City of Santa Monica to Demolish a House of God to Build Unaffordable Housing
Mount Hermon Baptist Congregation to be Razed for Affordable Housing. Isn't that special?
March 4, 2019
2/28/19 This month, Community Corp. of Santa Monica was awarded a $10.7 million-dollar 'loan' from the Santa Monica Housing Trust Fund to acquire property at 1819 Pico Boulevard, across the street from Santa Monica College. Currently, two 2-story apartment buildings and a church occupy the property. The church, formerly housing the Mount Hermon Baptist congregation, has been there since 1967. A demolition sign is now posted on the iron fence surrounding its parking lot.
Community Corp. is a private non-profit company that buys and operates "affordable" residential units in Santa Monica. They currently operate 1,719 below-market-rate units and have a waiting list.
The current loan to CCSM comes from the city's Housing Division's Housing Trust Fund. This is money derived from redevelopment loan repayments and from the Measure GS/GSH sales tax approved by voters in 2016.
The $10.7 million is to go toward acquisition of the property, design, engineering, and site work. Once CCSM gets through the necessary approvals, including two community meetings, a further "permanent city loan" of an additional $12.1 million will be awarded. This brings the city's financial involvement in the property to $22,803, 280.
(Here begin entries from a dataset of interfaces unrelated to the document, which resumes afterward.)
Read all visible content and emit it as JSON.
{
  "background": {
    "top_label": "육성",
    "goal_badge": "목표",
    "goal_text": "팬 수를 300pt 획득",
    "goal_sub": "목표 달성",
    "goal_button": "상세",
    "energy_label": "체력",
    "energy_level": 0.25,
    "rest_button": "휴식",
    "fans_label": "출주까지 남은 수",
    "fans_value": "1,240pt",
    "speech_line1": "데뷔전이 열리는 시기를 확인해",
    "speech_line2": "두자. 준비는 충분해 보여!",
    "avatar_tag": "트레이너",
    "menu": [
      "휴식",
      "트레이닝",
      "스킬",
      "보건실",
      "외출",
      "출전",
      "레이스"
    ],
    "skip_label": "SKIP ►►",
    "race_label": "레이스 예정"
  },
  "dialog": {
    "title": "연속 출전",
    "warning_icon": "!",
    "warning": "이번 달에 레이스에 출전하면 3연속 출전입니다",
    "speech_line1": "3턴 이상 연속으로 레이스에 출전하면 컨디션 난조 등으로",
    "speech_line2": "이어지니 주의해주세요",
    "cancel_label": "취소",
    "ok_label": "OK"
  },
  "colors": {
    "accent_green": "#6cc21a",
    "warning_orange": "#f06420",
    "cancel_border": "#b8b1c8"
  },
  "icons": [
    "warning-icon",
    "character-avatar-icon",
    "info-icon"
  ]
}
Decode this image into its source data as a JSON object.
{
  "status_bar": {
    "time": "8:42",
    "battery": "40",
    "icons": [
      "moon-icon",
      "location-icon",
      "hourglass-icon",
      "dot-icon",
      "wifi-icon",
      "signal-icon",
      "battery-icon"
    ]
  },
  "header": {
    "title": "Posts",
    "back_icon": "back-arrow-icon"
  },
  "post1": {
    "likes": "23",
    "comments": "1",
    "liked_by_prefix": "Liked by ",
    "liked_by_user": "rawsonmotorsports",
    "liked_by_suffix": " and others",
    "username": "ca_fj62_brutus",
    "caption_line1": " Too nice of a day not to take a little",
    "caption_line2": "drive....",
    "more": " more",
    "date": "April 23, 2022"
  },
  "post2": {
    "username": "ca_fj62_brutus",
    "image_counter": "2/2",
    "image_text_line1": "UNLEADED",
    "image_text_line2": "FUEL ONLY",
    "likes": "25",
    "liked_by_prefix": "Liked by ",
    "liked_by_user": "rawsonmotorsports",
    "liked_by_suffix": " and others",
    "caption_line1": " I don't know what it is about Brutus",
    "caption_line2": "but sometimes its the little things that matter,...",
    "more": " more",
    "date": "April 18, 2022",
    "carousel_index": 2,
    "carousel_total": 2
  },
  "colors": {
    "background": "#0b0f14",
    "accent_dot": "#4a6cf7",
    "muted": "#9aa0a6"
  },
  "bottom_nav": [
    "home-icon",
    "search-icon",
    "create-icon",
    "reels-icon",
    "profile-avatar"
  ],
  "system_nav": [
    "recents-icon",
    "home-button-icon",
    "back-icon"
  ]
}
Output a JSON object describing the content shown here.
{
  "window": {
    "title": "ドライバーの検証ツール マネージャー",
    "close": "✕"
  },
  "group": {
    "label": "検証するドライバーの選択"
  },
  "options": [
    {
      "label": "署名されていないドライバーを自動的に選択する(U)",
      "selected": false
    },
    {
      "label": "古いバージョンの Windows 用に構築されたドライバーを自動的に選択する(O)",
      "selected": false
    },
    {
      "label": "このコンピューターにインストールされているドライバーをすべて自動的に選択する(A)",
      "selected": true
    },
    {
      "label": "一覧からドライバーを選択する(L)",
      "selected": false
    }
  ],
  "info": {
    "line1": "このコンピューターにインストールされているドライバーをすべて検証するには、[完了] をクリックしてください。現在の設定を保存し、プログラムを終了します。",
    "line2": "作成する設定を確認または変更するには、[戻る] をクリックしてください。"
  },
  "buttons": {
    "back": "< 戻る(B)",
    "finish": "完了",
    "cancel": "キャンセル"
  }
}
Proposed on the project is 48 units. So the cost to the city per unit will be $475,068. But CCSM anticipates they will need more money than that to produce these affordable units, and intend to use low-income housing credits from the state of California and bank loans. According to the Housing Trust Fund, the total projected development cost is $35,004,723 or $729,265 per residence.
If CCSM were a for-profit company, this project would not have gotten off the ground. At over $700k per unit just in raw cost, the units would have to be sold or rented at a rate above that of comparable units in the neighborhood. As it is, the units are intended for people who earn between 80 to 30 percent average median income - or less.
So we are wondering what kind of "loan" the city is giving CCSM. The terms of repayment of this "loan" are not discussed on the website that gives criteria for awarding the "loan." It looks very much as if this could not possibly be a loan at all, but rather a grant. It looks as though the City of Santa Monica (on a regular basis) grants money to CCSM to build additional "affordable" housing.
In addition to the wobbly definition of "loan" here, we notice that the Housing Trust Fund informs us in bold writing on their website that "Currently the only applications being accepted for Housing Trust Fund loans are for developments which will serve persons living with disabilities or persons experiencing homelessness."
But the project at 1819 Pico is not going to be built for persons with disabilities, nor are any of the units specified as available only to those experiencing homelessness. On the contrary, 15 of the units are intended for low-income households (51-80 percent AMI). Another 22 units are for very low-income levels (31-50 percent AMI), and only 11 of them are for extremely low-income levels (30 percent AMI). Since many people in Santa Monica are going to be below area median income (since a median means some are above and some are below), quite a few residents who are not experiencing homelessness would theoretically be eligible for units in this project. Nowhere in the merits cited by the Housing Trust Fund for the loan to CCSM do they mention that CCSM intends to limit potential residents to those now living on the street.
So why was this "loan" given? Does the Housing Trust Fund transgress their own stated criteria - so long as the recipient is CCSM?
Regarding a different housing project CCSM is to build on 14th Street near Pico, the SM City Council rebuked CCSM for using its own criteria, rather than the City's, for placing tenants in affordable units. The City puts first on their list people who've been evicted from their residences in the city or those of the poor who live or work in Santa Monica. Apparently, CCSM does not use the same priorities.
The fundamental question, however, is what purpose is served by the city government subsidizing people living in this beach city who can't afford market-rate housing. Such government-funded housing does nothing to relieve the crisis of substance-addicted and mentally ill individuals who inhabit and roam the public (and private) areas of the city. Such individuals would not qualify to live in affordable housing, and if they did, they would drive everyone else away by making the property unsafe.
So who profits?